Start of The data
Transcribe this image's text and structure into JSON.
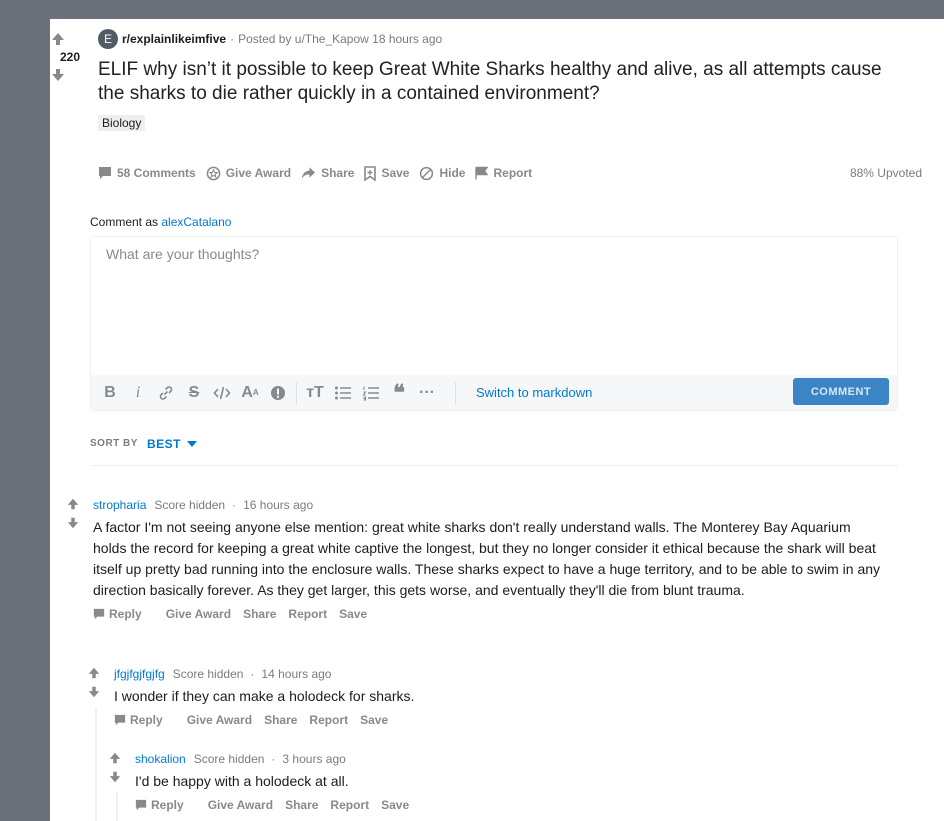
{
  "post": {
    "votes": "220",
    "subreddit_icon": "E",
    "subreddit": "r/explainlikeimfive",
    "posted_by": "Posted by u/The_Kapow 18 hours ago",
    "title": "ELIF why isn’t it possible to keep Great White Sharks healthy and alive, as all attempts cause the sharks to die rather quickly in a contained environment?",
    "flair": "Biology",
    "actions": {
      "comments": "58 Comments",
      "award": "Give Award",
      "share": "Share",
      "save": "Save",
      "hide": "Hide",
      "report": "Report"
    },
    "upvoted": "88% Upvoted"
  },
  "composer": {
    "comment_as_label": "Comment as",
    "username": "alexCatalano",
    "placeholder": "What are your thoughts?",
    "switch_markdown": "Switch to markdown",
    "submit_label": "COMMENT"
  },
  "sort": {
    "label": "SORT BY",
    "value": "BEST"
  },
  "comments": [
    {
      "author": "stropharia",
      "score": "Score hidden",
      "time": "16 hours ago",
      "body": "A factor I'm not seeing anyone else mention: great white sharks don't really understand walls. The Monterey Bay Aquarium holds the record for keeping a great white captive the longest, but they no longer consider it ethical because the shark will beat itself up pretty bad running into the enclosure walls. These sharks expect to have a huge territory, and to be able to swim in any direction basically forever. As they get larger, this gets worse, and eventually they'll die from blunt trauma."
    },
    {
      "author": "jfgjfgjfgjfg",
      "score": "Score hidden",
      "time": "14 hours ago",
      "body": "I wonder if they can make a holodeck for sharks."
    },
    {
      "author": "shokalion",
      "score": "Score hidden",
      "time": "3 hours ago",
      "body": "I'd be happy with a holodeck at all."
    }
  ],
  "comment_actions": {
    "reply": "Reply",
    "award": "Give Award",
    "share": "Share",
    "report": "Report",
    "save": "Save"
  },
  "colors": {
    "accent": "#0079d3",
    "button": "#3b84c6",
    "background": "#6b7079"
  }
}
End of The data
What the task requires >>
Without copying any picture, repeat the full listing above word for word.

Worked solution >>
Transcribe this image's text and structure into JSON.
{
  "post": {
    "votes": "220",
    "subreddit_icon": "E",
    "subreddit": "r/explainlikeimfive",
    "posted_by": "Posted by u/The_Kapow 18 hours ago",
    "title": "ELIF why isn’t it possible to keep Great White Sharks healthy and alive, as all attempts cause the sharks to die rather quickly in a contained environment?",
    "flair": "Biology",
    "actions": {
      "comments": "58 Comments",
      "award": "Give Award",
      "share": "Share",
      "save": "Save",
      "hide": "Hide",
      "report": "Report"
    },
    "upvoted": "88% Upvoted"
  },
  "composer": {
    "comment_as_label": "Comment as",
    "username": "alexCatalano",
    "placeholder": "What are your thoughts?",
    "switch_markdown": "Switch to markdown",
    "submit_label": "COMMENT"
  },
  "sort": {
    "label": "SORT BY",
    "value": "BEST"
  },
  "comments": [
    {
      "author": "stropharia",
      "score": "Score hidden",
      "time": "16 hours ago",
      "body": "A factor I'm not seeing anyone else mention: great white sharks don't really understand walls. The Monterey Bay Aquarium holds the record for keeping a great white captive the longest, but they no longer consider it ethical because the shark will beat itself up pretty bad running into the enclosure walls. These sharks expect to have a huge territory, and to be able to swim in any direction basically forever. As they get larger, this gets worse, and eventually they'll die from blunt trauma."
    },
    {
      "author": "jfgjfgjfgjfg",
      "score": "Score hidden",
      "time": "14 hours ago",
      "body": "I wonder if they can make a holodeck for sharks."
    },
    {
      "author": "shokalion",
      "score": "Score hidden",
      "time": "3 hours ago",
      "body": "I'd be happy with a holodeck at all."
    }
  ],
  "comment_actions": {
    "reply": "Reply",
    "award": "Give Award",
    "share": "Share",
    "report": "Report",
    "save": "Save"
  },
  "colors": {
    "accent": "#0079d3",
    "button": "#3b84c6",
    "background": "#6b7079"
  }
}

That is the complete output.